» EXERCISE PROMPT: Could you retype every entry below exactly as written?
"""
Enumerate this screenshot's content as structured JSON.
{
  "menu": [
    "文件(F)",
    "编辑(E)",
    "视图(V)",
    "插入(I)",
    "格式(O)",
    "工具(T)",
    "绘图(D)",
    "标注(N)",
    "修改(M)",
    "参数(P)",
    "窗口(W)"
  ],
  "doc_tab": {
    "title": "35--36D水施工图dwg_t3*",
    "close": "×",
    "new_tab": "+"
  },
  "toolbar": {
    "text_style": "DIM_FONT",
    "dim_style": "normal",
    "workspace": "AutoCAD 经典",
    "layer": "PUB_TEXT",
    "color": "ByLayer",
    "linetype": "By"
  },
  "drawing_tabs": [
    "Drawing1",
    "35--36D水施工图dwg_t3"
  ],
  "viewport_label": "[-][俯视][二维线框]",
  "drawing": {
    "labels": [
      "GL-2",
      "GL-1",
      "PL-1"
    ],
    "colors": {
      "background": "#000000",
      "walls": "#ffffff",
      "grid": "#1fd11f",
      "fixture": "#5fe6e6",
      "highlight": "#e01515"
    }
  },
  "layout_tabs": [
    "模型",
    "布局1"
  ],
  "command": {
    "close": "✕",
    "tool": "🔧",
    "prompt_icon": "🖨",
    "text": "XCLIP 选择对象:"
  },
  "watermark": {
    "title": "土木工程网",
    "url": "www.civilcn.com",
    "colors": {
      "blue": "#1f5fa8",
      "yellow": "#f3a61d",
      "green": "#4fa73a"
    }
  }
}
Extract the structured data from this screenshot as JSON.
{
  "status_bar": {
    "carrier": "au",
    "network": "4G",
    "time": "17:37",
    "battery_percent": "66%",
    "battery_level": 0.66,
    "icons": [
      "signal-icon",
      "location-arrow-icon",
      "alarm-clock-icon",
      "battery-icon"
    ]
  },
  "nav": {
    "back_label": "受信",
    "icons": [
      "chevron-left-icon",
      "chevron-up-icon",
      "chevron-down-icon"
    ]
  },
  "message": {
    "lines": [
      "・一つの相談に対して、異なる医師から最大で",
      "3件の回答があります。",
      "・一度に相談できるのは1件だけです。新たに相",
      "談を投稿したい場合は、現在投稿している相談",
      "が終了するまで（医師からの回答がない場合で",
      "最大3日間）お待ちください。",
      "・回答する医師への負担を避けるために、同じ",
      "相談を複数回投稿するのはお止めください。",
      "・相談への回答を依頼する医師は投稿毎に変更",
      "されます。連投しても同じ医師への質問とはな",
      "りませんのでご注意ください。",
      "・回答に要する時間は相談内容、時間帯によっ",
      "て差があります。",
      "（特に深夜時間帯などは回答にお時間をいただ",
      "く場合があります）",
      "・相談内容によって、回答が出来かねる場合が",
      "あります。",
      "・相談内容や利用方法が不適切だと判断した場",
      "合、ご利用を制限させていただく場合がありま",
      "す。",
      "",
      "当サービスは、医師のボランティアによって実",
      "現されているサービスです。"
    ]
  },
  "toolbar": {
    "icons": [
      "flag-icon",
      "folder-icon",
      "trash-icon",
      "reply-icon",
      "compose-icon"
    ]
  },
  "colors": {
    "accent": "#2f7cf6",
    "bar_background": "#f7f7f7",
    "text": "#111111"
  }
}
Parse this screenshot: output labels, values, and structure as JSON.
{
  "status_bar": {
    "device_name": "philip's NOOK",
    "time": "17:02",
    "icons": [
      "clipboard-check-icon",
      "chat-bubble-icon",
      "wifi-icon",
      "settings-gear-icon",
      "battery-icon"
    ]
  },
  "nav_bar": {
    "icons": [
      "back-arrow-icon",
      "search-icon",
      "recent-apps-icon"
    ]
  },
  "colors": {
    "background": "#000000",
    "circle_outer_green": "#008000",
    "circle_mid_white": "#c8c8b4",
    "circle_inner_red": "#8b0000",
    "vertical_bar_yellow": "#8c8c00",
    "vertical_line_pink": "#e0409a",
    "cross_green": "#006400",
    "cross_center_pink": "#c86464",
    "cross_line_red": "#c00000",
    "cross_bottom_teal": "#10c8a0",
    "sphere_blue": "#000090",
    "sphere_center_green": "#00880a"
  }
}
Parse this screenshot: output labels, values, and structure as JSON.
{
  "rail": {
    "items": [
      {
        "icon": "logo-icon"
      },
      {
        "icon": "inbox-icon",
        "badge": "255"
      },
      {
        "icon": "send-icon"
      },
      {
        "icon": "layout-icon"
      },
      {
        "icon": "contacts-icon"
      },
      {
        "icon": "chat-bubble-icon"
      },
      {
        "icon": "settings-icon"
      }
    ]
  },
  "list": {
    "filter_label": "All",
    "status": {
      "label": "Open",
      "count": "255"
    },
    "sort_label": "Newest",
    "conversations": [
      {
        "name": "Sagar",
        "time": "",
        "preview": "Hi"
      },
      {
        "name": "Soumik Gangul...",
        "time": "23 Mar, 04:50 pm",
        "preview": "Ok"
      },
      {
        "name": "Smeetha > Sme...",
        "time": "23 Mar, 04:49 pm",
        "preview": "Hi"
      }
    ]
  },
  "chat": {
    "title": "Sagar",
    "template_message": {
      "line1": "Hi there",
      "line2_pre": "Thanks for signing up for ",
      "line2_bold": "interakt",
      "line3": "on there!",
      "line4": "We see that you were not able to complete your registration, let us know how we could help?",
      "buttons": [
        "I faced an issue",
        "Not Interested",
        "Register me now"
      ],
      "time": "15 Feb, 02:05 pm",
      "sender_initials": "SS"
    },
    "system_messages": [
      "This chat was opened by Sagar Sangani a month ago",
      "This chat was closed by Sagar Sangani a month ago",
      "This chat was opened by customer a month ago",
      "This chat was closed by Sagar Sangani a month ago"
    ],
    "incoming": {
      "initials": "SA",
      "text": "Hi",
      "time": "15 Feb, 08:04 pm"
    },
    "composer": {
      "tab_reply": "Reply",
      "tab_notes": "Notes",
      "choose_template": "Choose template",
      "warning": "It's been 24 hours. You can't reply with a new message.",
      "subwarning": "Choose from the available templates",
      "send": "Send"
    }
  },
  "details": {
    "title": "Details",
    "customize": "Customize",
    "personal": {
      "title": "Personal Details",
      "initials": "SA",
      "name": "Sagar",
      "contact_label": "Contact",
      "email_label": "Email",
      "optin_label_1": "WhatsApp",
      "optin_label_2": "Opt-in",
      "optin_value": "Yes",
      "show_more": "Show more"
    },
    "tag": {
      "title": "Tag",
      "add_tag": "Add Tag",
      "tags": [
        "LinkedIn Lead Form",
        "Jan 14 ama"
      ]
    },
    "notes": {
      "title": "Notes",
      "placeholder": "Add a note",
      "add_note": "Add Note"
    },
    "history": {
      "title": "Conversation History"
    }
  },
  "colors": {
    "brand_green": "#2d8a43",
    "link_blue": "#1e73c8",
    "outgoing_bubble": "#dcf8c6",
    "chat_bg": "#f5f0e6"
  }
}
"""
» TASK RESPONSE:
Enumerate this screenshot's content as structured JSON.
{
  "menu": [
    "文件(F)",
    "编辑(E)",
    "视图(V)",
    "插入(I)",
    "格式(O)",
    "工具(T)",
    "绘图(D)",
    "标注(N)",
    "修改(M)",
    "参数(P)",
    "窗口(W)"
  ],
  "doc_tab": {
    "title": "35--36D水施工图dwg_t3*",
    "close": "×",
    "new_tab": "+"
  },
  "toolbar": {
    "text_style": "DIM_FONT",
    "dim_style": "normal",
    "workspace": "AutoCAD 经典",
    "layer": "PUB_TEXT",
    "color": "ByLayer",
    "linetype": "By"
  },
  "drawing_tabs": [
    "Drawing1",
    "35--36D水施工图dwg_t3"
  ],
  "viewport_label": "[-][俯视][二维线框]",
  "drawing": {
    "labels": [
      "GL-2",
      "GL-1",
      "PL-1"
    ],
    "colors": {
      "background": "#000000",
      "walls": "#ffffff",
      "grid": "#1fd11f",
      "fixture": "#5fe6e6",
      "highlight": "#e01515"
    }
  },
  "layout_tabs": [
    "模型",
    "布局1"
  ],
  "command": {
    "close": "✕",
    "tool": "🔧",
    "prompt_icon": "🖨",
    "text": "XCLIP 选择对象:"
  },
  "watermark": {
    "title": "土木工程网",
    "url": "www.civilcn.com",
    "colors": {
      "blue": "#1f5fa8",
      "yellow": "#f3a61d",
      "green": "#4fa73a"
    }
  }
}
Extract the structured data from this screenshot as JSON.
{
  "status_bar": {
    "carrier": "au",
    "network": "4G",
    "time": "17:37",
    "battery_percent": "66%",
    "battery_level": 0.66,
    "icons": [
      "signal-icon",
      "location-arrow-icon",
      "alarm-clock-icon",
      "battery-icon"
    ]
  },
  "nav": {
    "back_label": "受信",
    "icons": [
      "chevron-left-icon",
      "chevron-up-icon",
      "chevron-down-icon"
    ]
  },
  "message": {
    "lines": [
      "・一つの相談に対して、異なる医師から最大で",
      "3件の回答があります。",
      "・一度に相談できるのは1件だけです。新たに相",
      "談を投稿したい場合は、現在投稿している相談",
      "が終了するまで（医師からの回答がない場合で",
      "最大3日間）お待ちください。",
      "・回答する医師への負担を避けるために、同じ",
      "相談を複数回投稿するのはお止めください。",
      "・相談への回答を依頼する医師は投稿毎に変更",
      "されます。連投しても同じ医師への質問とはな",
      "りませんのでご注意ください。",
      "・回答に要する時間は相談内容、時間帯によっ",
      "て差があります。",
      "（特に深夜時間帯などは回答にお時間をいただ",
      "く場合があります）",
      "・相談内容によって、回答が出来かねる場合が",
      "あります。",
      "・相談内容や利用方法が不適切だと判断した場",
      "合、ご利用を制限させていただく場合がありま",
      "す。",
      "",
      "当サービスは、医師のボランティアによって実",
      "現されているサービスです。"
    ]
  },
  "toolbar": {
    "icons": [
      "flag-icon",
      "folder-icon",
      "trash-icon",
      "reply-icon",
      "compose-icon"
    ]
  },
  "colors": {
    "accent": "#2f7cf6",
    "bar_background": "#f7f7f7",
    "text": "#111111"
  }
}
Parse this screenshot: output labels, values, and structure as JSON.
{
  "status_bar": {
    "device_name": "philip's NOOK",
    "time": "17:02",
    "icons": [
      "clipboard-check-icon",
      "chat-bubble-icon",
      "wifi-icon",
      "settings-gear-icon",
      "battery-icon"
    ]
  },
  "nav_bar": {
    "icons": [
      "back-arrow-icon",
      "search-icon",
      "recent-apps-icon"
    ]
  },
  "colors": {
    "background": "#000000",
    "circle_outer_green": "#008000",
    "circle_mid_white": "#c8c8b4",
    "circle_inner_red": "#8b0000",
    "vertical_bar_yellow": "#8c8c00",
    "vertical_line_pink": "#e0409a",
    "cross_green": "#006400",
    "cross_center_pink": "#c86464",
    "cross_line_red": "#c00000",
    "cross_bottom_teal": "#10c8a0",
    "sphere_blue": "#000090",
    "sphere_center_green": "#00880a"
  }
}
Parse this screenshot: output labels, values, and structure as JSON.
{
  "rail": {
    "items": [
      {
        "icon": "logo-icon"
      },
      {
        "icon": "inbox-icon",
        "badge": "255"
      },
      {
        "icon": "send-icon"
      },
      {
        "icon": "layout-icon"
      },
      {
        "icon": "contacts-icon"
      },
      {
        "icon": "chat-bubble-icon"
      },
      {
        "icon": "settings-icon"
      }
    ]
  },
  "list": {
    "filter_label": "All",
    "status": {
      "label": "Open",
      "count": "255"
    },
    "sort_label": "Newest",
    "conversations": [
      {
        "name": "Sagar",
        "time": "",
        "preview": "Hi"
      },
      {
        "name": "Soumik Gangul...",
        "time": "23 Mar, 04:50 pm",
        "preview": "Ok"
      },
      {
        "name": "Smeetha > Sme...",
        "time": "23 Mar, 04:49 pm",
        "preview": "Hi"
      }
    ]
  },
  "chat": {
    "title": "Sagar",
    "template_message": {
      "line1": "Hi there",
      "line2_pre": "Thanks for signing up for ",
      "line2_bold": "interakt",
      "line3": "on there!",
      "line4": "We see that you were not able to complete your registration, let us know how we could help?",
      "buttons": [
        "I faced an issue",
        "Not Interested",
        "Register me now"
      ],
      "time": "15 Feb, 02:05 pm",
      "sender_initials": "SS"
    },
    "system_messages": [
      "This chat was opened by Sagar Sangani a month ago",
      "This chat was closed by Sagar Sangani a month ago",
      "This chat was opened by customer a month ago",
      "This chat was closed by Sagar Sangani a month ago"
    ],
    "incoming": {
      "initials": "SA",
      "text": "Hi",
      "time": "15 Feb, 08:04 pm"
    },
    "composer": {
      "tab_reply": "Reply",
      "tab_notes": "Notes",
      "choose_template": "Choose template",
      "warning": "It's been 24 hours. You can't reply with a new message.",
      "subwarning": "Choose from the available templates",
      "send": "Send"
    }
  },
  "details": {
    "title": "Details",
    "customize": "Customize",
    "personal": {
      "title": "Personal Details",
      "initials": "SA",
      "name": "Sagar",
      "contact_label": "Contact",
      "email_label": "Email",
      "optin_label_1": "WhatsApp",
      "optin_label_2": "Opt-in",
      "optin_value": "Yes",
      "show_more": "Show more"
    },
    "tag": {
      "title": "Tag",
      "add_tag": "Add Tag",
      "tags": [
        "LinkedIn Lead Form",
        "Jan 14 ama"
      ]
    },
    "notes": {
      "title": "Notes",
      "placeholder": "Add a note",
      "add_note": "Add Note"
    },
    "history": {
      "title": "Conversation History"
    }
  },
  "colors": {
    "brand_green": "#2d8a43",
    "link_blue": "#1e73c8",
    "outgoing_bubble": "#dcf8c6",
    "chat_bg": "#f5f0e6"
  }
}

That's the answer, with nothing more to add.